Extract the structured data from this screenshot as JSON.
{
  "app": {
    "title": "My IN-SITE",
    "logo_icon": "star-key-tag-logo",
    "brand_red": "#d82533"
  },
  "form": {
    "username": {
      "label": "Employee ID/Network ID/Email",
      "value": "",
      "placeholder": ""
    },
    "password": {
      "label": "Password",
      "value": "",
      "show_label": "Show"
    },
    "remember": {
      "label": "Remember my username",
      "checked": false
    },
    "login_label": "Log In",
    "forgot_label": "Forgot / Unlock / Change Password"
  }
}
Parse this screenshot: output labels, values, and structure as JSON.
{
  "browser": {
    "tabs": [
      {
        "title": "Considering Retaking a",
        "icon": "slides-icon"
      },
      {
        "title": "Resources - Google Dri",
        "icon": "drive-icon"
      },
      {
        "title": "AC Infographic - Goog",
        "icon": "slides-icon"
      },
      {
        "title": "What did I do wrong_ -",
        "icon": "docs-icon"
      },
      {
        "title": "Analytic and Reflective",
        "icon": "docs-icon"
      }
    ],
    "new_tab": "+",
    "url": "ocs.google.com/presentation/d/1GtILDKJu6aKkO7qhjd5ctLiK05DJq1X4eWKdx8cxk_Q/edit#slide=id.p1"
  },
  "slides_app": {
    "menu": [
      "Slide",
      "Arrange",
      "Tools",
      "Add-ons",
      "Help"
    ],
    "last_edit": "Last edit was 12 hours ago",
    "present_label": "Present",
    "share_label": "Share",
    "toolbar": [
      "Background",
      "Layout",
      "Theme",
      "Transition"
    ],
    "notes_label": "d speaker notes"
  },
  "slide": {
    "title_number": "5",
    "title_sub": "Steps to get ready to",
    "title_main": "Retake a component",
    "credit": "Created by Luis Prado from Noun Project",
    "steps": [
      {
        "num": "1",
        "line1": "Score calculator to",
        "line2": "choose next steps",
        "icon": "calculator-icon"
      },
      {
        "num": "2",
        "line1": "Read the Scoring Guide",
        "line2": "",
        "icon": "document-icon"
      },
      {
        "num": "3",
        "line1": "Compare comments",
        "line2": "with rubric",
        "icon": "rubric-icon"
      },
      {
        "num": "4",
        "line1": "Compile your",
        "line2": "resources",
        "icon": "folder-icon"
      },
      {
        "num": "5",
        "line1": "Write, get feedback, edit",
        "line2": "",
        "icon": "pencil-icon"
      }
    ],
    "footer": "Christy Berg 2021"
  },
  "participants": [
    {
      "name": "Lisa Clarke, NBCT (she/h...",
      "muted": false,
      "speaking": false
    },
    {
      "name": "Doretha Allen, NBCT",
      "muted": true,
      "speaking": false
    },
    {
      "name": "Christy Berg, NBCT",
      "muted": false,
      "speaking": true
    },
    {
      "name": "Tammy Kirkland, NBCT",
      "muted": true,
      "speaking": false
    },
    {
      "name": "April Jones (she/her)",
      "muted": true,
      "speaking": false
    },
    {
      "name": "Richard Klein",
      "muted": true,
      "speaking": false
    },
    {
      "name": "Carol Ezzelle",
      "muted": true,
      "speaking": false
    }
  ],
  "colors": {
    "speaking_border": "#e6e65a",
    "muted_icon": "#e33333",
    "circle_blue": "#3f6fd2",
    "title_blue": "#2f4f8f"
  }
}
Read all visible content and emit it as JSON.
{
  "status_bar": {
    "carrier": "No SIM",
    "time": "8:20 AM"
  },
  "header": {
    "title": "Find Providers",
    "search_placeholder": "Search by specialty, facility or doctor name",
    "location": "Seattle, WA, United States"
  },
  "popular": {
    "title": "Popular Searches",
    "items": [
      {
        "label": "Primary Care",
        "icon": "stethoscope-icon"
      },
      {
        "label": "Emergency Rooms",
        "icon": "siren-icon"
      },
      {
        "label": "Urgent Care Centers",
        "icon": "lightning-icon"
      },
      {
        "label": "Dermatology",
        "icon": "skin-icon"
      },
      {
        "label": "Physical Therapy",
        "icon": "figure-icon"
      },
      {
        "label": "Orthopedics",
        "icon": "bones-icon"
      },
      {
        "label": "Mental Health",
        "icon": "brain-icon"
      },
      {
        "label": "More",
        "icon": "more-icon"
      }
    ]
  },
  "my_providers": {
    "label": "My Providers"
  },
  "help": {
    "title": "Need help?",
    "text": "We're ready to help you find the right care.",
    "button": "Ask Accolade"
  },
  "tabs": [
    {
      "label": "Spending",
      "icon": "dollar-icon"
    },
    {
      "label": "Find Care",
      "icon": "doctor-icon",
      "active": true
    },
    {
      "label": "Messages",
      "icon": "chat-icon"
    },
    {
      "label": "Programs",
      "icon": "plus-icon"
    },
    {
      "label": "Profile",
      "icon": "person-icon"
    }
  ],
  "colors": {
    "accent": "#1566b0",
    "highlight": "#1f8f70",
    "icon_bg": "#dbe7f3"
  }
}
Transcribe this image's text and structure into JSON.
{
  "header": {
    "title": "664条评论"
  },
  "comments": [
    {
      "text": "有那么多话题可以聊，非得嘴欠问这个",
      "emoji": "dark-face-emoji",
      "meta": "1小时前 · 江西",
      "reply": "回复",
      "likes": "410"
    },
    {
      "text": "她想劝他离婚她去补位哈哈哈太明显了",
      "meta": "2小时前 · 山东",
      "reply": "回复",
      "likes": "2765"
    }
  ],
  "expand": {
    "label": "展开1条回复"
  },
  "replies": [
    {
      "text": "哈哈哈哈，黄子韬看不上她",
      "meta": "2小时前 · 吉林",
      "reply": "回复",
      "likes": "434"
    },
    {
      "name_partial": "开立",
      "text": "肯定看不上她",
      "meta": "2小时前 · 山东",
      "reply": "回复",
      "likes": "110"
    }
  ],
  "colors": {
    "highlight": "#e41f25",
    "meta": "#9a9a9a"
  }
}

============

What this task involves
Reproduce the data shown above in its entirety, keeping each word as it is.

Written response
Extract the structured data from this screenshot as JSON.
{
  "app": {
    "title": "My IN-SITE",
    "logo_icon": "star-key-tag-logo",
    "brand_red": "#d82533"
  },
  "form": {
    "username": {
      "label": "Employee ID/Network ID/Email",
      "value": "",
      "placeholder": ""
    },
    "password": {
      "label": "Password",
      "value": "",
      "show_label": "Show"
    },
    "remember": {
      "label": "Remember my username",
      "checked": false
    },
    "login_label": "Log In",
    "forgot_label": "Forgot / Unlock / Change Password"
  }
}
Parse this screenshot: output labels, values, and structure as JSON.
{
  "browser": {
    "tabs": [
      {
        "title": "Considering Retaking a",
        "icon": "slides-icon"
      },
      {
        "title": "Resources - Google Dri",
        "icon": "drive-icon"
      },
      {
        "title": "AC Infographic - Goog",
        "icon": "slides-icon"
      },
      {
        "title": "What did I do wrong_ -",
        "icon": "docs-icon"
      },
      {
        "title": "Analytic and Reflective",
        "icon": "docs-icon"
      }
    ],
    "new_tab": "+",
    "url": "ocs.google.com/presentation/d/1GtILDKJu6aKkO7qhjd5ctLiK05DJq1X4eWKdx8cxk_Q/edit#slide=id.p1"
  },
  "slides_app": {
    "menu": [
      "Slide",
      "Arrange",
      "Tools",
      "Add-ons",
      "Help"
    ],
    "last_edit": "Last edit was 12 hours ago",
    "present_label": "Present",
    "share_label": "Share",
    "toolbar": [
      "Background",
      "Layout",
      "Theme",
      "Transition"
    ],
    "notes_label": "d speaker notes"
  },
  "slide": {
    "title_number": "5",
    "title_sub": "Steps to get ready to",
    "title_main": "Retake a component",
    "credit": "Created by Luis Prado from Noun Project",
    "steps": [
      {
        "num": "1",
        "line1": "Score calculator to",
        "line2": "choose next steps",
        "icon": "calculator-icon"
      },
      {
        "num": "2",
        "line1": "Read the Scoring Guide",
        "line2": "",
        "icon": "document-icon"
      },
      {
        "num": "3",
        "line1": "Compare comments",
        "line2": "with rubric",
        "icon": "rubric-icon"
      },
      {
        "num": "4",
        "line1": "Compile your",
        "line2": "resources",
        "icon": "folder-icon"
      },
      {
        "num": "5",
        "line1": "Write, get feedback, edit",
        "line2": "",
        "icon": "pencil-icon"
      }
    ],
    "footer": "Christy Berg 2021"
  },
  "participants": [
    {
      "name": "Lisa Clarke, NBCT (she/h...",
      "muted": false,
      "speaking": false
    },
    {
      "name": "Doretha Allen, NBCT",
      "muted": true,
      "speaking": false
    },
    {
      "name": "Christy Berg, NBCT",
      "muted": false,
      "speaking": true
    },
    {
      "name": "Tammy Kirkland, NBCT",
      "muted": true,
      "speaking": false
    },
    {
      "name": "April Jones (she/her)",
      "muted": true,
      "speaking": false
    },
    {
      "name": "Richard Klein",
      "muted": true,
      "speaking": false
    },
    {
      "name": "Carol Ezzelle",
      "muted": true,
      "speaking": false
    }
  ],
  "colors": {
    "speaking_border": "#e6e65a",
    "muted_icon": "#e33333",
    "circle_blue": "#3f6fd2",
    "title_blue": "#2f4f8f"
  }
}
Read all visible content and emit it as JSON.
{
  "status_bar": {
    "carrier": "No SIM",
    "time": "8:20 AM"
  },
  "header": {
    "title": "Find Providers",
    "search_placeholder": "Search by specialty, facility or doctor name",
    "location": "Seattle, WA, United States"
  },
  "popular": {
    "title": "Popular Searches",
    "items": [
      {
        "label": "Primary Care",
        "icon": "stethoscope-icon"
      },
      {
        "label": "Emergency Rooms",
        "icon": "siren-icon"
      },
      {
        "label": "Urgent Care Centers",
        "icon": "lightning-icon"
      },
      {
        "label": "Dermatology",
        "icon": "skin-icon"
      },
      {
        "label": "Physical Therapy",
        "icon": "figure-icon"
      },
      {
        "label": "Orthopedics",
        "icon": "bones-icon"
      },
      {
        "label": "Mental Health",
        "icon": "brain-icon"
      },
      {
        "label": "More",
        "icon": "more-icon"
      }
    ]
  },
  "my_providers": {
    "label": "My Providers"
  },
  "help": {
    "title": "Need help?",
    "text": "We're ready to help you find the right care.",
    "button": "Ask Accolade"
  },
  "tabs": [
    {
      "label": "Spending",
      "icon": "dollar-icon"
    },
    {
      "label": "Find Care",
      "icon": "doctor-icon",
      "active": true
    },
    {
      "label": "Messages",
      "icon": "chat-icon"
    },
    {
      "label": "Programs",
      "icon": "plus-icon"
    },
    {
      "label": "Profile",
      "icon": "person-icon"
    }
  ],
  "colors": {
    "accent": "#1566b0",
    "highlight": "#1f8f70",
    "icon_bg": "#dbe7f3"
  }
}
Transcribe this image's text and structure into JSON.
{
  "header": {
    "title": "664条评论"
  },
  "comments": [
    {
      "text": "有那么多话题可以聊，非得嘴欠问这个",
      "emoji": "dark-face-emoji",
      "meta": "1小时前 · 江西",
      "reply": "回复",
      "likes": "410"
    },
    {
      "text": "她想劝他离婚她去补位哈哈哈太明显了",
      "meta": "2小时前 · 山东",
      "reply": "回复",
      "likes": "2765"
    }
  ],
  "expand": {
    "label": "展开1条回复"
  },
  "replies": [
    {
      "text": "哈哈哈哈，黄子韬看不上她",
      "meta": "2小时前 · 吉林",
      "reply": "回复",
      "likes": "434"
    },
    {
      "name_partial": "开立",
      "text": "肯定看不上她",
      "meta": "2小时前 · 山东",
      "reply": "回复",
      "likes": "110"
    }
  ],
  "colors": {
    "highlight": "#e41f25",
    "meta": "#9a9a9a"
  }
}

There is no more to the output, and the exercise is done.